Red and gray corned beef are created differently based on the curing process and the amount of salt used, as gray corned beef is made with brine and natural salt, and red corned beef is made with sodium nitrate. The gray type is known as Boston Irish style corned beef, and the red type is known as New York style corned beef.
Gray corned beef is typically found in New England, and it is one of the most common meats eaten on Irish holidays, such as St. Patrick’s Day. Red corned beef is one of the most commonly found corned beef products, and it is available all over the world.
When red corned beef is cured with sodium nitrate, the chemicals keep the meat's cells from oxidizing, resulting in the red color. Sometimes different spices are also added to the mix, resulting in a variety of flavors that may contribute to the redness.
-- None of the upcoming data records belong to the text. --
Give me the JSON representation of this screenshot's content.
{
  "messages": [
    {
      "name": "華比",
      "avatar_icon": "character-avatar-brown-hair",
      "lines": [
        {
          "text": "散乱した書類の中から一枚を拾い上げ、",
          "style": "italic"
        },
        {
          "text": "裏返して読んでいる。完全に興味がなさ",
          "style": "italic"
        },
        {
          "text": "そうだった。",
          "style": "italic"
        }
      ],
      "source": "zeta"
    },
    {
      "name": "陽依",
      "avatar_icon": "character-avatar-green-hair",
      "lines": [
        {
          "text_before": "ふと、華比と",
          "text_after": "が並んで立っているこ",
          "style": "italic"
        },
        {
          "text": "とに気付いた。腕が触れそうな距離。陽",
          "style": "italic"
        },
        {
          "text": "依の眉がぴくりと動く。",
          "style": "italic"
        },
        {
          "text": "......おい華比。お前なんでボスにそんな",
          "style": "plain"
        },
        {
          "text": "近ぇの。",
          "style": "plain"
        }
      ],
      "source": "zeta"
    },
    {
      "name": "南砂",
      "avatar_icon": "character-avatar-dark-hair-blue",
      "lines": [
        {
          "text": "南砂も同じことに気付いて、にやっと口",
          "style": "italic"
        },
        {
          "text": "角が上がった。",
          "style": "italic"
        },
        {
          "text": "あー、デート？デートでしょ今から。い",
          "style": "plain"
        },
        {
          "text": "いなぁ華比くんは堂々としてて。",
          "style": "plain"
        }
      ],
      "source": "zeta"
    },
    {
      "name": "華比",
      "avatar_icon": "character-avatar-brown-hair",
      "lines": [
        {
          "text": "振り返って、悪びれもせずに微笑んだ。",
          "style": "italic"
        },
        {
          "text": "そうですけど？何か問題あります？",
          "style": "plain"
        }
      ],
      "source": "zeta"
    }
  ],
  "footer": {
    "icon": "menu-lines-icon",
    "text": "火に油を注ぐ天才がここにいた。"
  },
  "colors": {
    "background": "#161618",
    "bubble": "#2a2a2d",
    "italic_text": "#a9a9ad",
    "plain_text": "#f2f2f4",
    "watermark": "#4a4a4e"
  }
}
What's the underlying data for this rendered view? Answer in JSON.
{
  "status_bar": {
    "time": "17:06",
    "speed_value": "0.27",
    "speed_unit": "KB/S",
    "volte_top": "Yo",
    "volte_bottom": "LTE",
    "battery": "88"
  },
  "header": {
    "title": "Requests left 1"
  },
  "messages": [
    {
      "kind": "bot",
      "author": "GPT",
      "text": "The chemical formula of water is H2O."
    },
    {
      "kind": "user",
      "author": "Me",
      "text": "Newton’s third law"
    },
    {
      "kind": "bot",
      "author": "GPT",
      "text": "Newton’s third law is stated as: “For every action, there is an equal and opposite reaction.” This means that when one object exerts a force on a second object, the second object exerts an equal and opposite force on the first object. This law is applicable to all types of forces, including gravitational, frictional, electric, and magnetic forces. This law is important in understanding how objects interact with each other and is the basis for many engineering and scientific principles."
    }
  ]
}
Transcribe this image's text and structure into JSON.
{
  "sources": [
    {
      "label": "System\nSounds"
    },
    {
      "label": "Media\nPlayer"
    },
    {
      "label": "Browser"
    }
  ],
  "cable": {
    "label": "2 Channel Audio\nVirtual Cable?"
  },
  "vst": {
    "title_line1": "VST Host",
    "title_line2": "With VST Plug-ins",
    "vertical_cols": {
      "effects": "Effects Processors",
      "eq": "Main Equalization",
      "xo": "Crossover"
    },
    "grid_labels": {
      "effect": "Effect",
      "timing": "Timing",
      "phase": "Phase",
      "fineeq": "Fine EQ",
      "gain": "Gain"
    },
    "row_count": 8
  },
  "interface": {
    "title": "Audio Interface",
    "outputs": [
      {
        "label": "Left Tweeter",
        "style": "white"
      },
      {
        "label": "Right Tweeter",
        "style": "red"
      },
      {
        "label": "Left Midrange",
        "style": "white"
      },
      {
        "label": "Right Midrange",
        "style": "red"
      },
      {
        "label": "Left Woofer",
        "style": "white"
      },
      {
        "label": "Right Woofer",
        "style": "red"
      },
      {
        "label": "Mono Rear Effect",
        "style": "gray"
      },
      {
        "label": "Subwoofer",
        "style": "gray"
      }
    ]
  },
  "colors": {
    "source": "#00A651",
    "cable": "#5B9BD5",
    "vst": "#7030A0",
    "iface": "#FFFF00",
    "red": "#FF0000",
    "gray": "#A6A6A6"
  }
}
Gray corned beef retains its color from the oxidation process, and most traditional gray corned beef recipes use salted brine exclusively without the addition of other spices.
In addition to differences in color, gray corned beef is sweeter and softer than red corned beef, though red corned beef has more variations in recipes and flavors.